Dataset entries:
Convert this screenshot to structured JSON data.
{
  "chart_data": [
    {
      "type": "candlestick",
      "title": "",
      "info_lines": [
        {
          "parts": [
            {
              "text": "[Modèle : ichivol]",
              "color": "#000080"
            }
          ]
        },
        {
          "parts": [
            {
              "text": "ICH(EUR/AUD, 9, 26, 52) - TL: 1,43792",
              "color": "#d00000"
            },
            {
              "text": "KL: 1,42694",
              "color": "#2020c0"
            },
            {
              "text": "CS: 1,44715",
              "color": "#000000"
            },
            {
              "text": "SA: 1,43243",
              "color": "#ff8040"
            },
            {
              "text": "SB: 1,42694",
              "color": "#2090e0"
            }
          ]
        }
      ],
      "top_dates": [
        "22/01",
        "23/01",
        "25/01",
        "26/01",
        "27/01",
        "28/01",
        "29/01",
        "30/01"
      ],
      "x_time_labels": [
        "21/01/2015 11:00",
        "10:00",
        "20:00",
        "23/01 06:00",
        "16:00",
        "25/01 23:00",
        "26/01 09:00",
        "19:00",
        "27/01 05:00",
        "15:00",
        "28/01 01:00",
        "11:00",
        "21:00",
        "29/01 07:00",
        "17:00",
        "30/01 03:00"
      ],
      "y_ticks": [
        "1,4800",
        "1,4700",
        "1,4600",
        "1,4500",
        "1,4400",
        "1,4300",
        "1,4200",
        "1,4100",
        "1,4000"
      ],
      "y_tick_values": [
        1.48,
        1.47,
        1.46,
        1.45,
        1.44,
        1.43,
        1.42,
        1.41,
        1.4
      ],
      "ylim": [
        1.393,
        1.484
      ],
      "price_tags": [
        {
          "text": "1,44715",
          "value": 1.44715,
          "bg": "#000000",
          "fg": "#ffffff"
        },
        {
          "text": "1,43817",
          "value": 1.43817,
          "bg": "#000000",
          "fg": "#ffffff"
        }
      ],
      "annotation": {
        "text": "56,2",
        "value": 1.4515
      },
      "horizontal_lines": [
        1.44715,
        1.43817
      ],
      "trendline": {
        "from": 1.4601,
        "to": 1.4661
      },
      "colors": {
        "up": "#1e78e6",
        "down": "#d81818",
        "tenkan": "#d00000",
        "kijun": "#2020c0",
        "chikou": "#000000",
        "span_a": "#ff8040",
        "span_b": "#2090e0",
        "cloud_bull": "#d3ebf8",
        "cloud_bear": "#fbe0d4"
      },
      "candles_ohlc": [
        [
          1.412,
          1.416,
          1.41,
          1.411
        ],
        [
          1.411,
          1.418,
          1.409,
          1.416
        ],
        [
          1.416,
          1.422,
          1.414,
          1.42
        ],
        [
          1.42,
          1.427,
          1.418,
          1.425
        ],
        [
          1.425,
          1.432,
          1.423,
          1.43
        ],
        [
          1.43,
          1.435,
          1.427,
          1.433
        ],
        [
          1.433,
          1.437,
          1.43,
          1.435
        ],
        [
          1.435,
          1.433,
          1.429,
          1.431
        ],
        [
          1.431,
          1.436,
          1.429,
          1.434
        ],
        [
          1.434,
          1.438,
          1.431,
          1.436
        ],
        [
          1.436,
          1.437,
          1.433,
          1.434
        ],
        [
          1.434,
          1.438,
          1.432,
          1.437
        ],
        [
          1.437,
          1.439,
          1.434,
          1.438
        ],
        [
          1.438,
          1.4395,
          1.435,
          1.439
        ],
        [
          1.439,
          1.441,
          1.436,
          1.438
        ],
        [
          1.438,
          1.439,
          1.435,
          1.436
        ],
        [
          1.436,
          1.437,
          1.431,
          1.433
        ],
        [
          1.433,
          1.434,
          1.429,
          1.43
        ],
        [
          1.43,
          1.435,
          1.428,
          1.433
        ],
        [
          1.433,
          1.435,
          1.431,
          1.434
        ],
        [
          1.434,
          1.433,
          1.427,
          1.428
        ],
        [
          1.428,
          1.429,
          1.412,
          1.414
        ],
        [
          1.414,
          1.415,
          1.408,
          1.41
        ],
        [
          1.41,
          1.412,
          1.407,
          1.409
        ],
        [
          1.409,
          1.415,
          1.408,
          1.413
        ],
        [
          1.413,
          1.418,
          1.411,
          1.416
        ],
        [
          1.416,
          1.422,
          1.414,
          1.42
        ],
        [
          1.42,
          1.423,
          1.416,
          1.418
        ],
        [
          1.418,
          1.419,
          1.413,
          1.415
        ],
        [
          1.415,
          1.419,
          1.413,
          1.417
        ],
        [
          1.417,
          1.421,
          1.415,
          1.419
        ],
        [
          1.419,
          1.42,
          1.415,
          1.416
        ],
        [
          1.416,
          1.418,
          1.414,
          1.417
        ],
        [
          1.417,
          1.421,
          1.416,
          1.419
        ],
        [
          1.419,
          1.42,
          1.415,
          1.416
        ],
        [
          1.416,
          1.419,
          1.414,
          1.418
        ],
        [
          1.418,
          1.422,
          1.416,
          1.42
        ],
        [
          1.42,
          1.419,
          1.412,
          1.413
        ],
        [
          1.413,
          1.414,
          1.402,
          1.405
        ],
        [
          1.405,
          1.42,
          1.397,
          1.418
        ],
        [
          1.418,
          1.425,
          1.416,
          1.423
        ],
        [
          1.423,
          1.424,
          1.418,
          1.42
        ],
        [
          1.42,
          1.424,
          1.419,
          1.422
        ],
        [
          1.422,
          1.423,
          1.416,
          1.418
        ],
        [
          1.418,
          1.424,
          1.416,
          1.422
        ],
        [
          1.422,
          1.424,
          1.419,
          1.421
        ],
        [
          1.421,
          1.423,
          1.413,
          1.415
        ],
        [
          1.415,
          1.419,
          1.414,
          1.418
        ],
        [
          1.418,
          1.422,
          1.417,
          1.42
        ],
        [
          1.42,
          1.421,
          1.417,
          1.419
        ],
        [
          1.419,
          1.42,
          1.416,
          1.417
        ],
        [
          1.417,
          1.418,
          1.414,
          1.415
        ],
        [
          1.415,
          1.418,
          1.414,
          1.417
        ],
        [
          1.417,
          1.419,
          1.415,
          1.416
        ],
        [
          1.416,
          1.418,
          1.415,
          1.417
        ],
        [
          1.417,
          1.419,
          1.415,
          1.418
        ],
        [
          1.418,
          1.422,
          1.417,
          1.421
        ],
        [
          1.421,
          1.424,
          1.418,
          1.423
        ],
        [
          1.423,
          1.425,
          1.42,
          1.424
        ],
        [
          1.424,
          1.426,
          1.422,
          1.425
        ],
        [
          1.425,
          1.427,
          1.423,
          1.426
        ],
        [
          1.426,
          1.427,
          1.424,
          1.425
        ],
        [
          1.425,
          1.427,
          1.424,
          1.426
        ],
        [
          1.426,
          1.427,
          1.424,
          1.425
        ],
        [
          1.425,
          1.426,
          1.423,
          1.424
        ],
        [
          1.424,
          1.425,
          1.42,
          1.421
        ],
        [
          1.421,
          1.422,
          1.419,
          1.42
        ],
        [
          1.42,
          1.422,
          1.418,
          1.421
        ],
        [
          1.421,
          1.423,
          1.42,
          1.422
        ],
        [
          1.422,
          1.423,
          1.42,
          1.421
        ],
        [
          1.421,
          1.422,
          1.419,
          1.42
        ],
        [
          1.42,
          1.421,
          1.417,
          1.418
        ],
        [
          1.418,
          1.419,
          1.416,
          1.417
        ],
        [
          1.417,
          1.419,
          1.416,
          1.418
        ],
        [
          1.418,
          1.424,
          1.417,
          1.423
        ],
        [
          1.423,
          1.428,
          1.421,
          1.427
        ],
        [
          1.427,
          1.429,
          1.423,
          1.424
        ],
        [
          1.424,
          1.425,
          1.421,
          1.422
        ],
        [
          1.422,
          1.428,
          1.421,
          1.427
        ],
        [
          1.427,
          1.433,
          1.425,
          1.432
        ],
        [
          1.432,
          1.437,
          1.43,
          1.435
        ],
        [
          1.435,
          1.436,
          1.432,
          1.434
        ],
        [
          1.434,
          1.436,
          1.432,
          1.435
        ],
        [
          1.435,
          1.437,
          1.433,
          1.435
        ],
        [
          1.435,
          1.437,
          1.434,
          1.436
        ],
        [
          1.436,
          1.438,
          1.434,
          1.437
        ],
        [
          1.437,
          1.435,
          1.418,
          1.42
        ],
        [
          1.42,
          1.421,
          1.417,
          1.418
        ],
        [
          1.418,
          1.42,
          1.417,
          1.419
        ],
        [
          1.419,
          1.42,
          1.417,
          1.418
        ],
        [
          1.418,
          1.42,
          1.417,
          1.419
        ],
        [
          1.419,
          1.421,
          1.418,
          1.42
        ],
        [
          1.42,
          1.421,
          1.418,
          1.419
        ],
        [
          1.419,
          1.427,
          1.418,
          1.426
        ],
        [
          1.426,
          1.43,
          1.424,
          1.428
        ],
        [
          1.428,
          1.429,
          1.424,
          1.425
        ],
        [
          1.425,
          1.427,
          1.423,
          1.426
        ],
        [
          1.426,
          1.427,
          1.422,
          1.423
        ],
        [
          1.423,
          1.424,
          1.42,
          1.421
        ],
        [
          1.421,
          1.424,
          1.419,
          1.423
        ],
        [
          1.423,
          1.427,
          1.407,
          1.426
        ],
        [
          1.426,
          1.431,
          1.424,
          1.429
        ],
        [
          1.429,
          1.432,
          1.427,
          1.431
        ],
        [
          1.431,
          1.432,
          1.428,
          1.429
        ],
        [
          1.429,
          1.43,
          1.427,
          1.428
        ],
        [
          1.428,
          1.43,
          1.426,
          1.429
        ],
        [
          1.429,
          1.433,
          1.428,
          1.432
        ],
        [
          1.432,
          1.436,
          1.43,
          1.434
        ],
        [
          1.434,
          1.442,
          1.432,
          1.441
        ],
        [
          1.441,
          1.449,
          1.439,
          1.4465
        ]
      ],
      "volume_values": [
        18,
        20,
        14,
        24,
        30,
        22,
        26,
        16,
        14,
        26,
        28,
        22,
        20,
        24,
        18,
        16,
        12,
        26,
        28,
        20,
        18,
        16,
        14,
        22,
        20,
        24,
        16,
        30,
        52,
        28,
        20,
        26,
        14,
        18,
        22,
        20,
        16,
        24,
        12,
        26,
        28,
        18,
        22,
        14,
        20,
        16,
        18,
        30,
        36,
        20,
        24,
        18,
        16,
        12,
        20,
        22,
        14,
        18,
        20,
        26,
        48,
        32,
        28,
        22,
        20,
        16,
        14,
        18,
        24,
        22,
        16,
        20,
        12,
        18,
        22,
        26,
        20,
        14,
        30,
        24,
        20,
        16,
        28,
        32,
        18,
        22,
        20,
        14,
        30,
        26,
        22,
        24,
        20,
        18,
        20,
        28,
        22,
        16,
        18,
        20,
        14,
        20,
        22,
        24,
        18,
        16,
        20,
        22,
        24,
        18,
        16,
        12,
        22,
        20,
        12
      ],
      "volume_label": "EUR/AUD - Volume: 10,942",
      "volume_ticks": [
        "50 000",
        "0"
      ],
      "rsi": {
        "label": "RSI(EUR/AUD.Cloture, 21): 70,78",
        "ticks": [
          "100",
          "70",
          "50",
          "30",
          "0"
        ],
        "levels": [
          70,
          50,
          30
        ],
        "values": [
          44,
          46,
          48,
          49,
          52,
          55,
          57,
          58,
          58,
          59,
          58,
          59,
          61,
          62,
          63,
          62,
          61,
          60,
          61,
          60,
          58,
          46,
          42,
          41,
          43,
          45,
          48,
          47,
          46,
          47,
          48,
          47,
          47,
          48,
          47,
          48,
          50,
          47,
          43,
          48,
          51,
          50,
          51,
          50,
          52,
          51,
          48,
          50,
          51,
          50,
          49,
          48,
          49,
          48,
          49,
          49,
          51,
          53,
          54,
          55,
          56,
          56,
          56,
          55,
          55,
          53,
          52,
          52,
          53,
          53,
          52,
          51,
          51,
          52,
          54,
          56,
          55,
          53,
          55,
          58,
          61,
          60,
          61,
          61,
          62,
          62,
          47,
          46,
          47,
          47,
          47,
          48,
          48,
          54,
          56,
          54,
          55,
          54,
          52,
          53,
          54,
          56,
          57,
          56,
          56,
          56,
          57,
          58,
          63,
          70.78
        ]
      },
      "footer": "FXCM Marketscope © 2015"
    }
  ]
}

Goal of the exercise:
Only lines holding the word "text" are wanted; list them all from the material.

Output of the task:
              "text": "[Modèle : ichivol]",
              "text": "ICH(EUR/AUD, 9, 26, 52) - TL: 1,43792",
              "text": "KL: 1,42694",
              "text": "CS: 1,44715",
              "text": "SA: 1,43243",
              "text": "SB: 1,42694",
          "text": "1,44715",
          "text": "1,43817",
        "text": "56,2",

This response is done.